April is Earth Month, which means we should be thinking a little bit more about the world around us. Let’s take a deep dive into seafood sustainability and how you can play your part in supporting your health, by eating #Seafood2xWk, and the health of the environment, by eating sustainable #Seafood2xWk.
What is Sustainable Seafood?
Sustainable seafood means that it has been caught or farmed with minimal impact to the wild population or the environment. To be responsible stewards of the ocean, we need to make sure we are harvesting what we need today but that it will also be available in the future. It’s important to know where seafood comes from – whether from a wild fishery or farm – and it should only be coming from those that are utilizing thoughtful, science-based approaches to their management practices.
What Can You Do?
Try something new to help alleviate the potential of overfishing. Shrimp, salmon and tuna make up more than 50 percent of what we eat in America, but there are hundreds of other species commercially available.
Wild vs. Farmed
Americans would be in better health if we ate more seafood, but the only way to achieve that is through a combination of the wild population and farmed fish (also referred to as aquaculture). Sustainable seafood relies on both types.
There are good wild and farmed sustainable seafood options, and many benefits to farmed fish beyond just providing a healthy meal. Farmed fish can help with the recovery of natural fish populations, improve indigenous food supplies, increase the diversity of available seafood products, and provide a healthier alternative to land-based animal protein.
In the U.S., some of our favorite and most popular seafood options are farmed, such as oysters, clams, mussels, shrimp, catfish, trout, salmon and black sea bass. Farming fish, shellfish and even seaweed helps produce food while restoring habitats, replenishing wild stocks, and rebuilding populations of threatened and endangered species. Wild fish can also be sustainable, as long as they are not overfished.

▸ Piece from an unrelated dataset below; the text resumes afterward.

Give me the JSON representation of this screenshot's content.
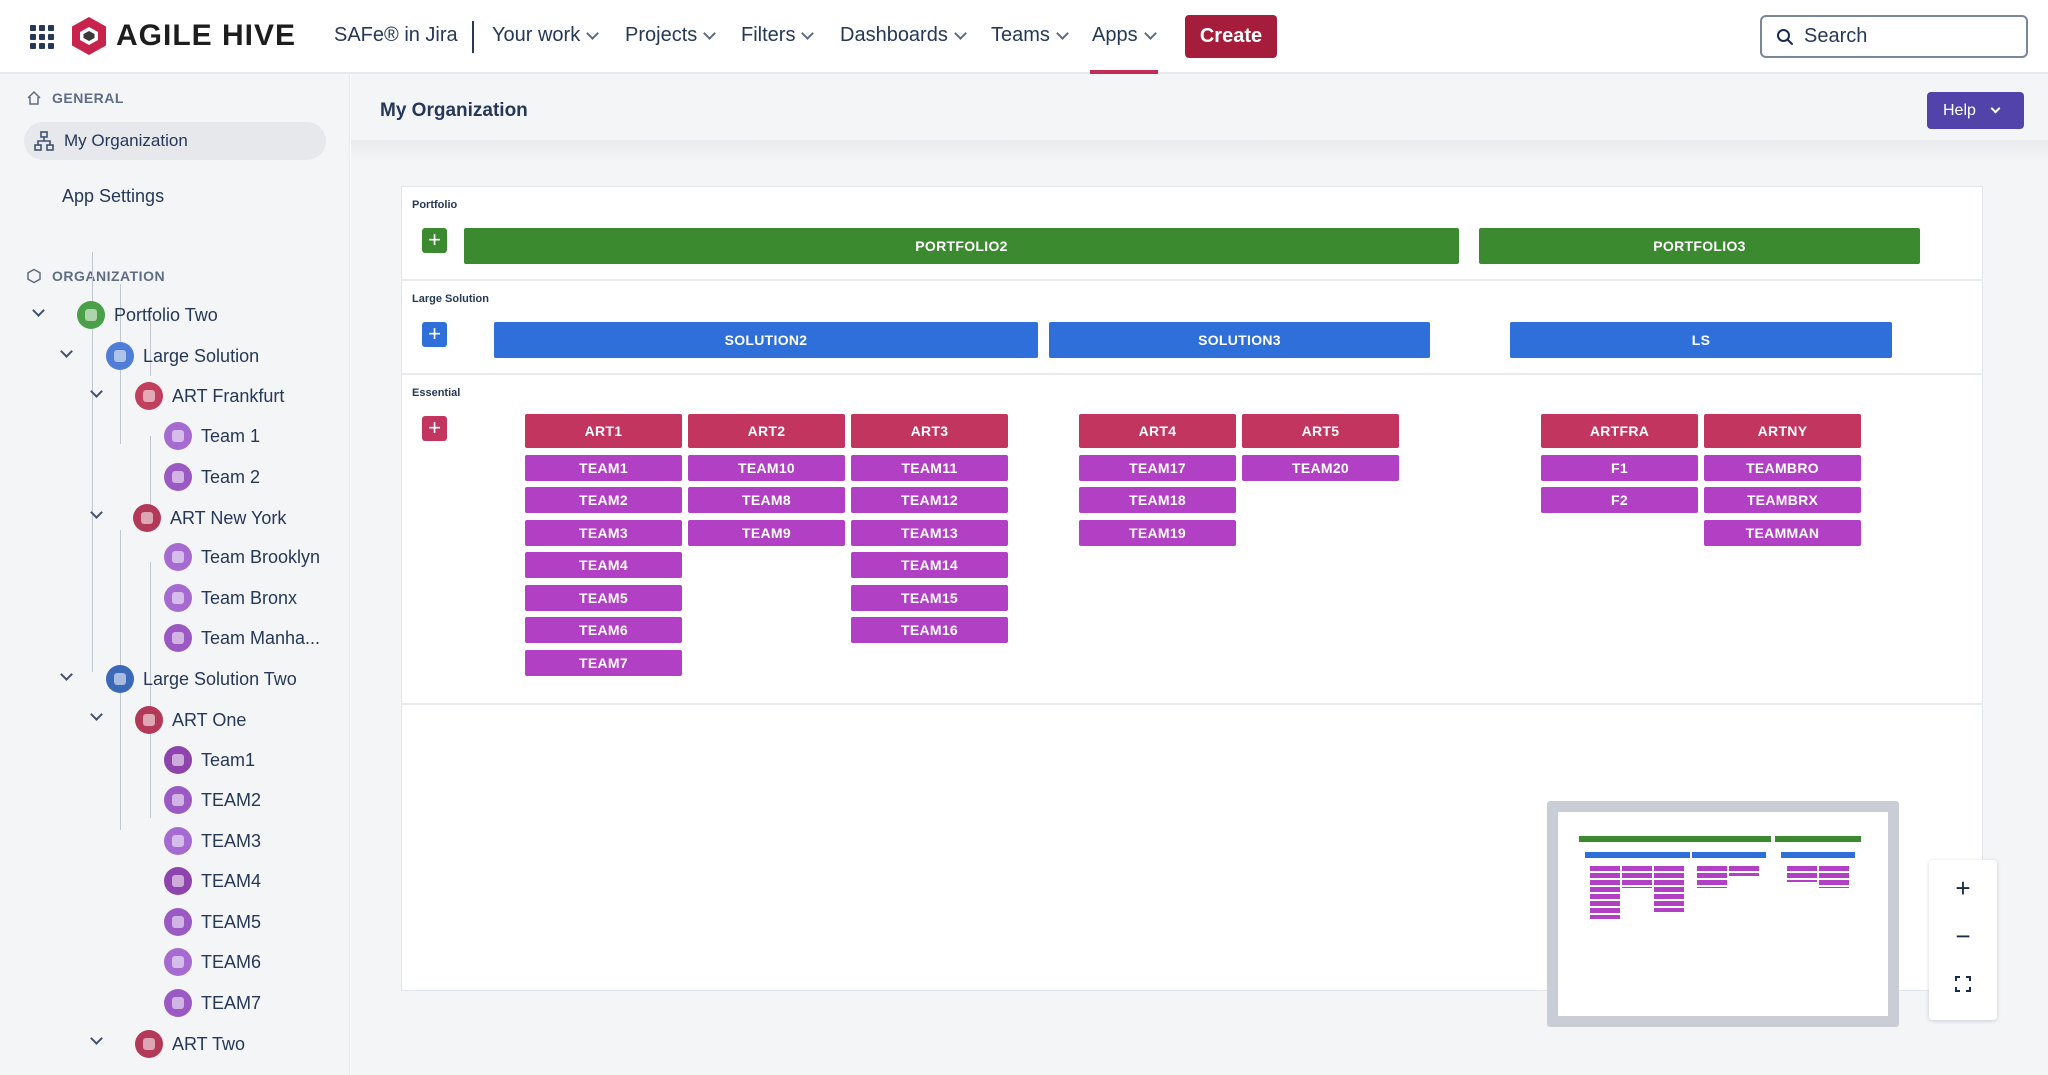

What Can You Do?
There are many excellent seafood guides available (see here for a list of SNP’s partner organizations). A place to start is NOAA’s FishWatch.gov, where there is good information and resources for consumers on its website to learn about different species – both wild and farmed.
Try this mussels recipe. It’s easy, tasty, affordable and, most importantly, sustainable. Enjoy!

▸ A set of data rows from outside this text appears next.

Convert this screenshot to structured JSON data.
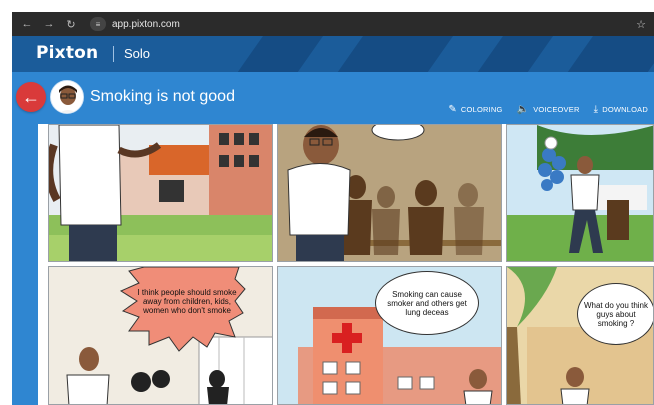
{
  "browser": {
    "url": "app.pixton.com",
    "icons": [
      "back-icon",
      "forward-icon",
      "reload-icon",
      "site-settings-icon",
      "bookmark-star-icon"
    ]
  },
  "app": {
    "logo": "Pixton",
    "mode": "Solo"
  },
  "story": {
    "title": "Smoking is not good"
  },
  "tools": [
    {
      "label": "COLORING",
      "icon": "paint-brush-icon"
    },
    {
      "label": "VOICEOVER",
      "icon": "speaker-icon"
    },
    {
      "label": "DOWNLOAD",
      "icon": "download-icon"
    }
  ],
  "panels": {
    "p4_speech": "I think people should smoke away from children, kids, women who don't smoke",
    "p5_speech": "Smoking can cause smoker and others get lung deceas",
    "p6_speech": "What do you think guys about smoking ?"
  },
  "colors": {
    "header": "#1b5c9a",
    "title_bar": "#2f86d1",
    "back_button": "#d93a3a"
  }
}
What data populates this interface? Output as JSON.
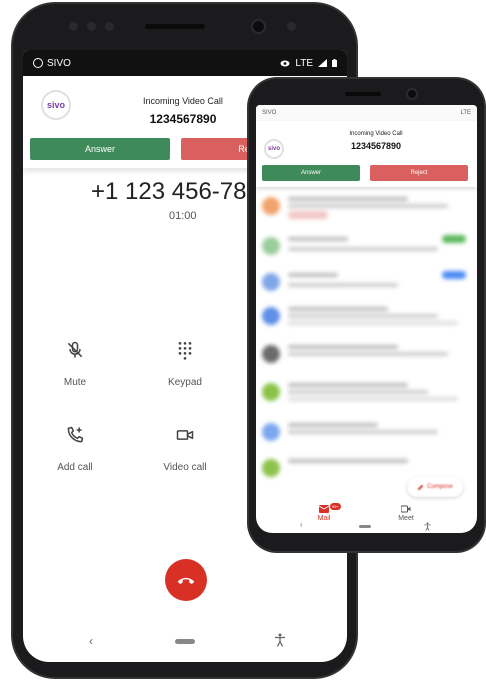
{
  "main_phone": {
    "status_bar": {
      "app_name": "SIVO",
      "network": "LTE"
    },
    "notification": {
      "logo_text": "sivo",
      "title": "Incoming Video Call",
      "number": "1234567890",
      "answer_label": "Answer",
      "reject_label": "Reject"
    },
    "call": {
      "number": "+1 123 456-78",
      "timer": "01:00"
    },
    "controls": [
      {
        "label": "Mute",
        "icon": "mic-off-icon"
      },
      {
        "label": "Keypad",
        "icon": "dialpad-icon"
      },
      {
        "label": "Add call",
        "icon": "add-call-icon"
      },
      {
        "label": "Video call",
        "icon": "videocam-icon"
      }
    ],
    "nav": {
      "back": "‹"
    }
  },
  "second_phone": {
    "status_bar": {
      "app_name": "SIVO",
      "network": "LTE"
    },
    "notification": {
      "logo_text": "sivo",
      "title": "Incoming Video Call",
      "number": "1234567890",
      "answer_label": "Answer",
      "reject_label": "Reject"
    },
    "compose_label": "Compose",
    "tabs": [
      {
        "label": "Mail",
        "badge": "99+",
        "icon": "mail-icon"
      },
      {
        "label": "Meet",
        "icon": "video-icon"
      }
    ],
    "nav": {
      "back": "‹"
    }
  },
  "colors": {
    "answer": "#3f8a5a",
    "reject": "#d9605e",
    "end_call": "#d93025",
    "brand": "#7b3fa0"
  }
}
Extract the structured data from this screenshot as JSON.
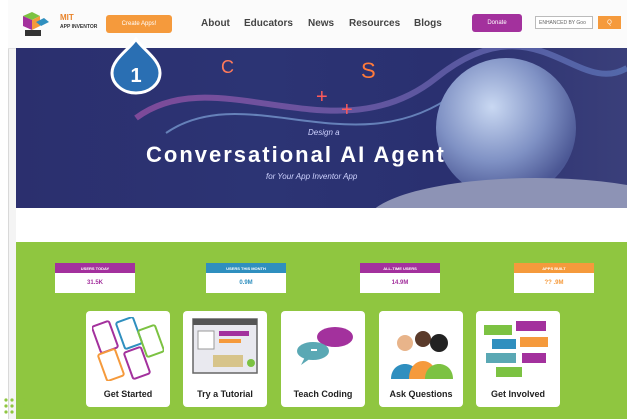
{
  "header": {
    "logo_line1": "MIT",
    "logo_line2": "APP INVENTOR",
    "create_label": "Create Apps!",
    "nav": [
      "About",
      "Educators",
      "News",
      "Resources",
      "Blogs"
    ],
    "donate_label": "Donate",
    "search_placeholder": "ENHANCED BY Goo",
    "search_button_label": "Q"
  },
  "hero": {
    "line1": "Design a",
    "title": "Conversational AI Agent",
    "line2": "for Your App Inventor App"
  },
  "callout": {
    "number": "1"
  },
  "stats": [
    {
      "label": "USERS TODAY",
      "value": "31.5K",
      "color": "#a3319d",
      "text_color": "#a3319d"
    },
    {
      "label": "USERS THIS MONTH",
      "value": "0.9M",
      "color": "#2f8fbf",
      "text_color": "#2f8fbf"
    },
    {
      "label": "ALL-TIME USERS",
      "value": "14.9M",
      "color": "#a3319d",
      "text_color": "#a3319d"
    },
    {
      "label": "APPS BUILT",
      "value": "?? .9M",
      "color": "#f59a3c",
      "text_color": "#f59a3c"
    }
  ],
  "cards": [
    {
      "label": "Get Started"
    },
    {
      "label": "Try a Tutorial"
    },
    {
      "label": "Teach Coding"
    },
    {
      "label": "Ask Questions"
    },
    {
      "label": "Get Involved"
    }
  ],
  "colors": {
    "accent_orange": "#f59a3c",
    "purple": "#a3319d",
    "green": "#8fc640",
    "hero_blue": "#2b2f6e",
    "callout_blue": "#2a6fb3"
  }
}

Mussels In Garlic Broth
From: Seafood Nutrition Partnership’s Eating Heart Healthy Nutrition Program
Created By: Chef Kelly Armetta, Hyatt Regency Boston
All you need:

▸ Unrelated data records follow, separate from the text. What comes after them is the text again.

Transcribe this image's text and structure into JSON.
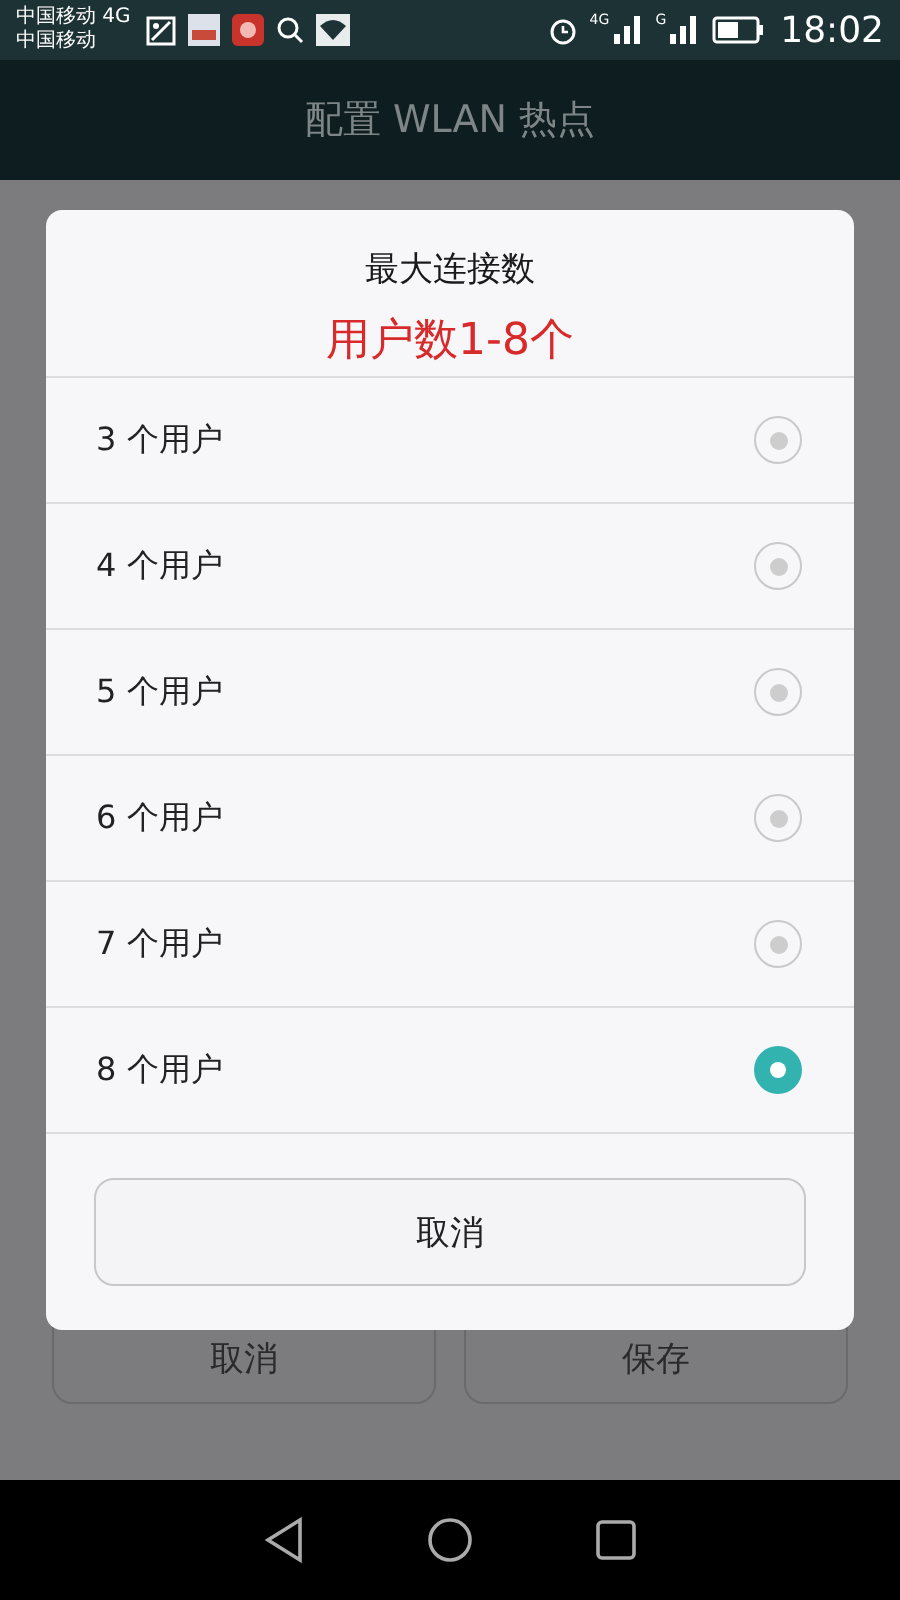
{
  "status_bar": {
    "carrier_lines": [
      "中国移动 4G",
      "中国移动"
    ],
    "network_labels": [
      "4G",
      "G"
    ],
    "time": "18:02"
  },
  "app_bar": {
    "title": "配置 WLAN 热点"
  },
  "background_buttons": [
    "取消",
    "保存"
  ],
  "dialog": {
    "title": "最大连接数",
    "annotation": "用户数1-8个",
    "options": [
      {
        "label": "3 个用户",
        "selected": false
      },
      {
        "label": "4 个用户",
        "selected": false
      },
      {
        "label": "5 个用户",
        "selected": false
      },
      {
        "label": "6 个用户",
        "selected": false
      },
      {
        "label": "7 个用户",
        "selected": false
      },
      {
        "label": "8 个用户",
        "selected": true
      }
    ],
    "cancel": "取消"
  }
}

- 1 tsp olive oil
- 4 garlic, cloves sliced
- 2 tbsp onions, white or yellow, chopped
- 2 pounds mussels, cleaned
- 1/2 lemon, juiced
- 1/2 tsp basil, dried
- 1/2 tsp thyme, dried
- 1/4 cup clam juice (optional)
- 2 14.5-oz canned tomatoes, chopped
- 2 tbsp butter, unsalted
- salt & pepper, to taste
All you do:
- Heat large pot with olive oil and sliced garlic and onions.
- When aroma is released, add mussels.
- Add lemon juice, herbs and clam juice (optional). Gently toss.
- Add tomatoes. Cover and simmer over medium heat until mussels are steamed open, generally 3 to 6 minutes.
- Remove pot from heat. Discard unopened mussels.
- To finish mussels, add butter and swirl to make broth thicker. Season with salt and pepper if desired.
- Optional: Serve with crusty bread for dipping in broth.